Over the last few months, we took the site down to the studs and built it back up, preserving the original details that make Brownstoner unique. We’ve incorporated all your must-haves and then some. In fact, you could say we’ve opened up the space to bring in more light.


1910 New Year’s Eve party in NYC. Photo via Ephemeral New York

For those following the Gregorian calendar, and that’s most of us, that magic moment when the old year ends in the last seconds of 11:59 on December 31, and the new begins at midnight on January 1, is celebrated with music, fireworks, noise makers, parties and a kiss.

And thus it has been for centuries, with Brooklyn being no exception.


This classic 1850s brick row house — one of five identical structures on a North Heights block — was quite a gem even before its extensive renovation.

In the hands of the same family for 70 years, until it was bought by a couple of British ex-pats in the art business, it had suffered decades of benign neglect.

Beyond that, “it hadn’t been touched, it hadn’t been chopped up, and the details, although needing a lot of work, were somewhat intact,” said Brooklyn Heights–based architect Lorraine Bonaventura, who was hired to make the house sparkle again.



Not sure whether you should put in an offer on a brownstone with un-permitted repairs? Don’t know how to explain to your 8-year-old why that couple next door is making those funny noises?

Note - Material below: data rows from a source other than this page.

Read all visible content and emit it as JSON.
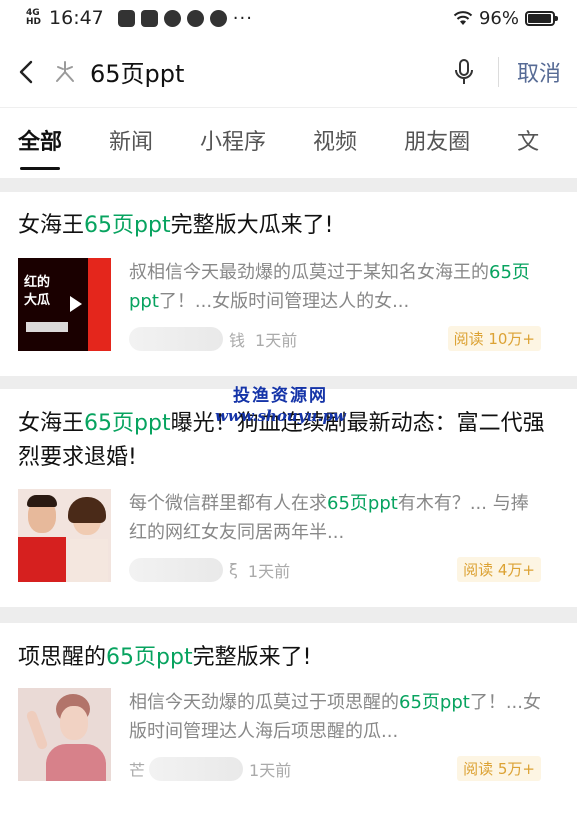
{
  "status_bar": {
    "network_top": "4G",
    "network_bottom": "HD",
    "time": "16:47",
    "more": "···",
    "battery": "96%",
    "battery_level": 0.96
  },
  "search": {
    "query": "65页ppt",
    "cancel_label": "取消"
  },
  "tabs": [
    {
      "label": "全部",
      "active": true
    },
    {
      "label": "新闻",
      "active": false
    },
    {
      "label": "小程序",
      "active": false
    },
    {
      "label": "视频",
      "active": false
    },
    {
      "label": "朋友圈",
      "active": false
    },
    {
      "label": "文",
      "active": false
    }
  ],
  "results": [
    {
      "title_parts": [
        "女海王",
        "65页ppt",
        "完整版大瓜来了!"
      ],
      "summary_parts": [
        "叔相信今天最劲爆的瓜莫过于某知名女海王的",
        "65页ppt",
        "了！...女版时间管理达人的女..."
      ],
      "thumb_text": [
        "红的",
        "大瓜"
      ],
      "source_tail": "钱",
      "time": "1天前",
      "reads": "阅读 10万+"
    },
    {
      "title_parts": [
        "女海王",
        "65页ppt",
        "曝光！狗血连续剧最新动态：富二代强烈要求退婚!"
      ],
      "summary_parts": [
        "每个微信群里都有人在求",
        "65页ppt",
        "有木有？... 与捧红的网红女友同居两年半..."
      ],
      "thumb_text": [],
      "source_tail": "ξ",
      "time": "1天前",
      "reads": "阅读 4万+"
    },
    {
      "title_parts": [
        "项思醒的",
        "65页ppt",
        "完整版来了!"
      ],
      "summary_parts": [
        "相信今天劲爆的瓜莫过于项思醒的",
        "65页ppt",
        "了！...女版时间管理达人海后项思醒的瓜..."
      ],
      "thumb_text": [],
      "source_tail": "芒",
      "time": "1天前",
      "reads": "阅读 5万+"
    }
  ],
  "watermark": {
    "line1": "投渔资源网",
    "line2": "www.shouyu.pw"
  },
  "colors": {
    "highlight": "#07a35f",
    "cancel": "#576b95",
    "reads_bg": "#fdf5e3",
    "reads_text": "#dca234"
  }
}
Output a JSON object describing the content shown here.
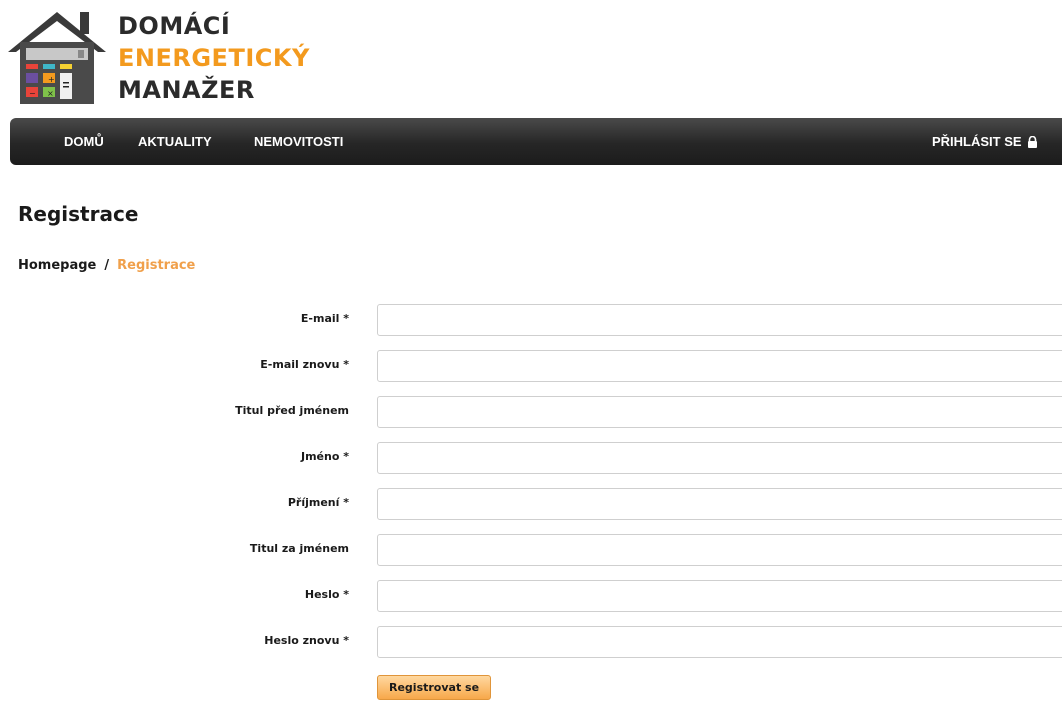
{
  "logo": {
    "line1": "DOMÁCÍ",
    "line2": "ENERGETICKÝ",
    "line3": "MANAŽER",
    "icon": "house-calculator-logo"
  },
  "nav": {
    "items": [
      {
        "label": "DOMŮ"
      },
      {
        "label": "AKTUALITY"
      },
      {
        "label": "NEMOVITOSTI"
      }
    ],
    "login_label": "PŘIHLÁSIT SE",
    "login_icon": "lock-icon"
  },
  "page": {
    "title": "Registrace"
  },
  "breadcrumb": {
    "home": "Homepage",
    "separator": "/",
    "current": "Registrace"
  },
  "form": {
    "fields": [
      {
        "label": "E-mail *",
        "value": ""
      },
      {
        "label": "E-mail znovu *",
        "value": ""
      },
      {
        "label": "Titul před jménem",
        "value": ""
      },
      {
        "label": "Jméno *",
        "value": ""
      },
      {
        "label": "Příjmení *",
        "value": ""
      },
      {
        "label": "Titul za jménem",
        "value": ""
      },
      {
        "label": "Heslo *",
        "value": ""
      },
      {
        "label": "Heslo znovu *",
        "value": ""
      }
    ],
    "submit_label": "Registrovat se"
  },
  "colors": {
    "accent": "#f39a1e",
    "nav_bg": "#262626",
    "button": "#f7a84a"
  }
}
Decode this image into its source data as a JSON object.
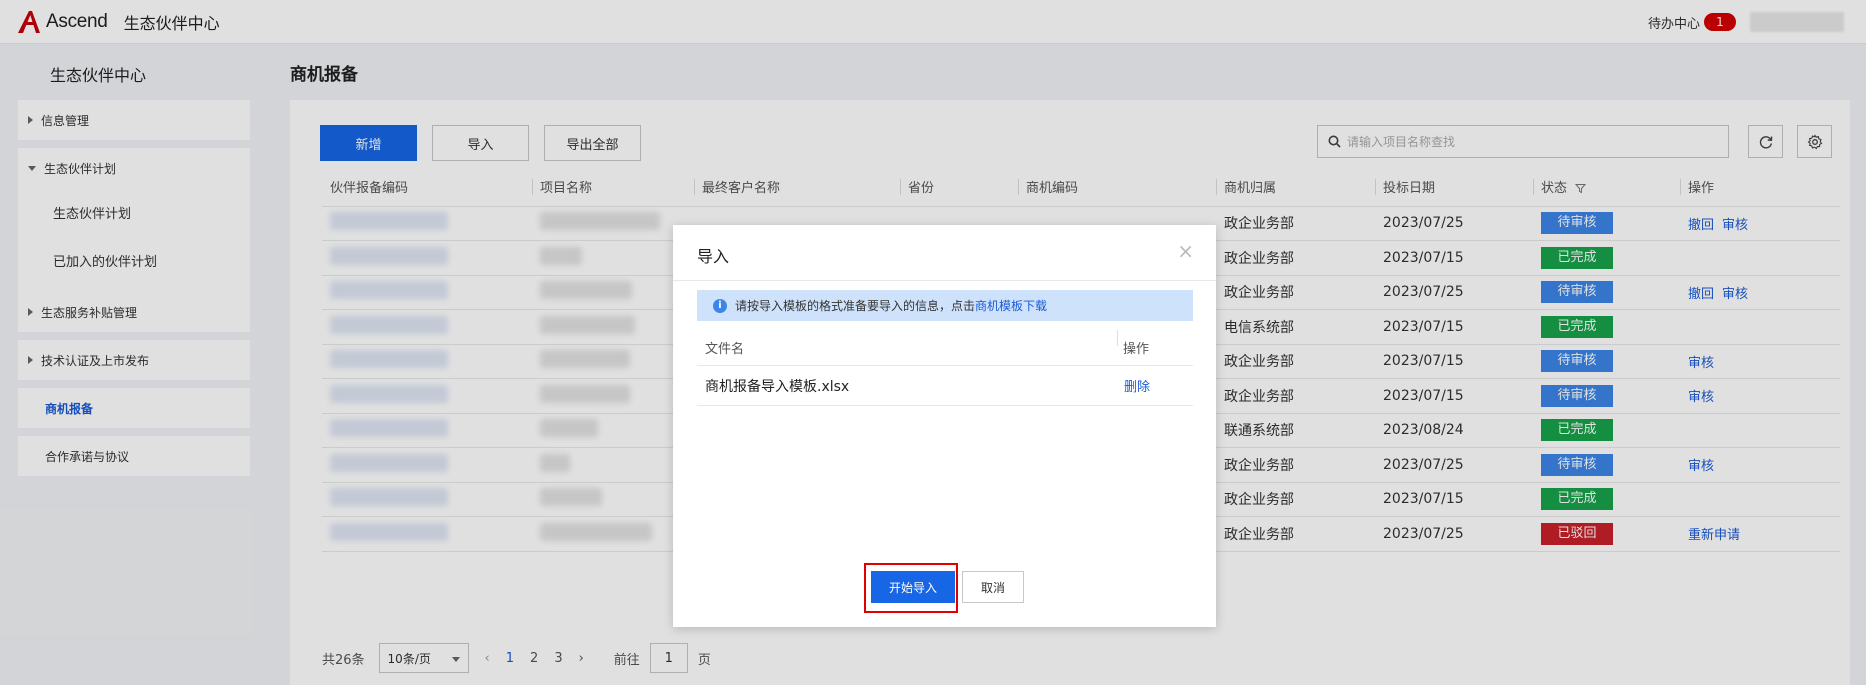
{
  "header": {
    "logo_text": "Ascend",
    "app_title": "生态伙伴中心",
    "todo_label": "待办中心",
    "todo_count": "1"
  },
  "sidebar": {
    "title": "生态伙伴中心",
    "groups": [
      {
        "label": "信息管理"
      },
      {
        "label": "生态伙伴计划",
        "children": [
          "生态伙伴计划",
          "已加入的伙伴计划"
        ]
      },
      {
        "label": "生态服务补贴管理"
      },
      {
        "label": "技术认证及上市发布"
      },
      {
        "label": "商机报备"
      },
      {
        "label": "合作承诺与协议"
      }
    ]
  },
  "main": {
    "page_title": "商机报备",
    "toolbar": {
      "add_label": "新增",
      "import_label": "导入",
      "export_label": "导出全部",
      "search_placeholder": "请输入项目名称查找"
    },
    "table": {
      "columns": [
        "伙伴报备编码",
        "项目名称",
        "最终客户名称",
        "省份",
        "商机编码",
        "商机归属",
        "投标日期",
        "状态",
        "操作"
      ],
      "rows": [
        {
          "dept": "政企业务部",
          "date": "2023/07/25",
          "status": "待审核",
          "actions": [
            "撤回",
            "审核"
          ]
        },
        {
          "dept": "政企业务部",
          "date": "2023/07/15",
          "status": "已完成",
          "actions": []
        },
        {
          "dept": "政企业务部",
          "date": "2023/07/25",
          "status": "待审核",
          "actions": [
            "撤回",
            "审核"
          ]
        },
        {
          "dept": "电信系统部",
          "date": "2023/07/15",
          "status": "已完成",
          "actions": []
        },
        {
          "dept": "政企业务部",
          "date": "2023/07/15",
          "status": "待审核",
          "actions": [
            "审核"
          ]
        },
        {
          "dept": "政企业务部",
          "date": "2023/07/15",
          "status": "待审核",
          "actions": [
            "审核"
          ]
        },
        {
          "dept": "联通系统部",
          "date": "2023/08/24",
          "status": "已完成",
          "actions": []
        },
        {
          "dept": "政企业务部",
          "date": "2023/07/25",
          "status": "待审核",
          "actions": [
            "审核"
          ]
        },
        {
          "dept": "政企业务部",
          "date": "2023/07/15",
          "status": "已完成",
          "actions": []
        },
        {
          "dept": "政企业务部",
          "date": "2023/07/25",
          "status": "已驳回",
          "actions": [
            "重新申请"
          ]
        }
      ]
    },
    "pager": {
      "total": "共26条",
      "page_size": "10条/页",
      "pages": [
        "1",
        "2",
        "3"
      ],
      "goto_label": "前往",
      "goto_value": "1",
      "page_unit": "页"
    }
  },
  "modal": {
    "title": "导入",
    "notice_text": "请按导入模板的格式准备要导入的信息，点击",
    "notice_link": "商机模板下载",
    "file_col": "文件名",
    "op_col": "操作",
    "file_name": "商机报备导入模板.xlsx",
    "delete_label": "删除",
    "start_label": "开始导入",
    "cancel_label": "取消"
  },
  "colors": {
    "primary": "#1766e6",
    "pending": "#3c86e8",
    "done": "#17a34a",
    "rejected": "#c8202a",
    "brand_red": "#c7000b"
  }
}
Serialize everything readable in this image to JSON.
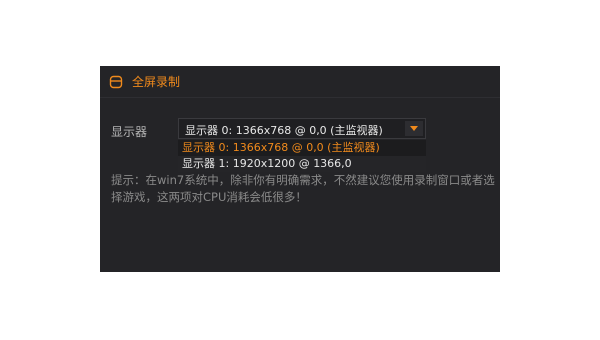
{
  "section": {
    "title": "全屏录制",
    "icon": "window-icon",
    "accent_color": "#f08a1c"
  },
  "display_field": {
    "label": "显示器",
    "selected_value": "显示器 0: 1366x768 @ 0,0 (主监视器)",
    "options": [
      "显示器 0: 1366x768 @ 0,0 (主监视器)",
      "显示器 1: 1920x1200 @ 1366,0"
    ]
  },
  "hint": {
    "text": "提示：在win7系统中，除非你有明确需求，不然建议您使用录制窗口或者选择游戏，这两项对CPU消耗会低很多！"
  }
}
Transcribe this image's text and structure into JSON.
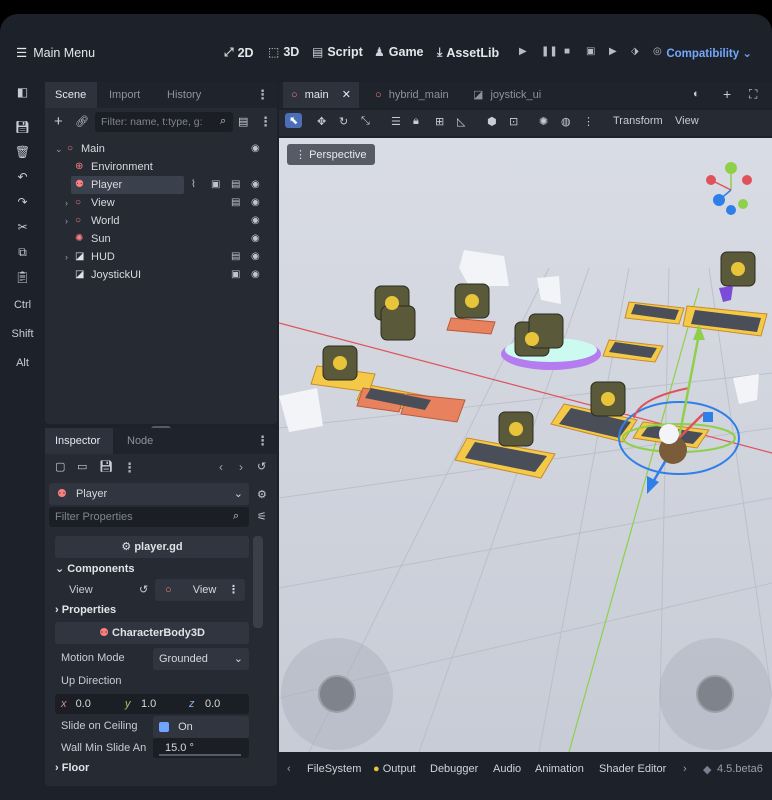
{
  "topbar": {
    "main_menu": "Main Menu",
    "workspaces": [
      "2D",
      "3D",
      "Script",
      "Game",
      "AssetLib"
    ],
    "renderer": "Compatibility"
  },
  "left_toolbar": {
    "ctrl": "Ctrl",
    "shift": "Shift",
    "alt": "Alt"
  },
  "scene_dock": {
    "tabs": [
      "Scene",
      "Import",
      "History"
    ],
    "filter_placeholder": "Filter: name, t:type, g:",
    "nodes": [
      {
        "label": "Main"
      },
      {
        "label": "Environment"
      },
      {
        "label": "Player"
      },
      {
        "label": "View"
      },
      {
        "label": "World"
      },
      {
        "label": "Sun"
      },
      {
        "label": "HUD"
      },
      {
        "label": "JoystickUI"
      }
    ]
  },
  "inspector": {
    "tabs": [
      "Inspector",
      "Node"
    ],
    "object": "Player",
    "filter_placeholder": "Filter Properties",
    "script": "player.gd",
    "components_label": "Components",
    "view_label": "View",
    "view_value": "View",
    "properties_label": "Properties",
    "class_section": "CharacterBody3D",
    "motion_mode_label": "Motion Mode",
    "motion_mode_value": "Grounded",
    "up_direction_label": "Up Direction",
    "up_x_label": "x",
    "up_x": "0.0",
    "up_y_label": "y",
    "up_y": "1.0",
    "up_z_label": "z",
    "up_z": "0.0",
    "slide_on_ceiling_label": "Slide on Ceiling",
    "slide_on_ceiling_value": "On",
    "wall_min_slide_label": "Wall Min Slide An",
    "wall_min_slide_value": "15.0 °",
    "floor_label": "Floor"
  },
  "editor": {
    "tabs": [
      "main",
      "hybrid_main",
      "joystick_ui"
    ],
    "transform": "Transform",
    "view": "View",
    "perspective": "Perspective"
  },
  "bottom": {
    "panels": [
      "FileSystem",
      "Output",
      "Debugger",
      "Audio",
      "Animation",
      "Shader Editor"
    ],
    "version": "4.5.beta6"
  }
}
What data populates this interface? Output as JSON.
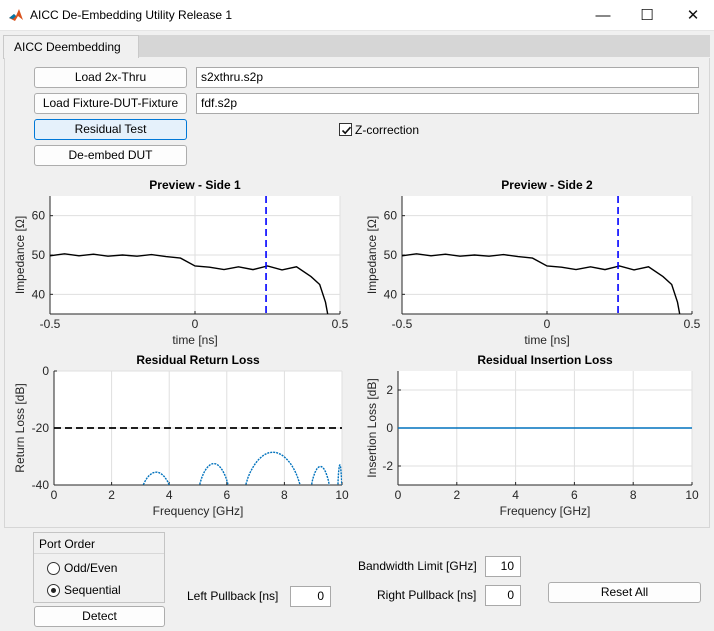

Chances are someone else in Brooklyn or beyond has been in a similar situation, and that’s what the Brownstoner Forum is here for. Every day our readers are answering one another’s questions. Read on for the issues that got the most attention in 2015.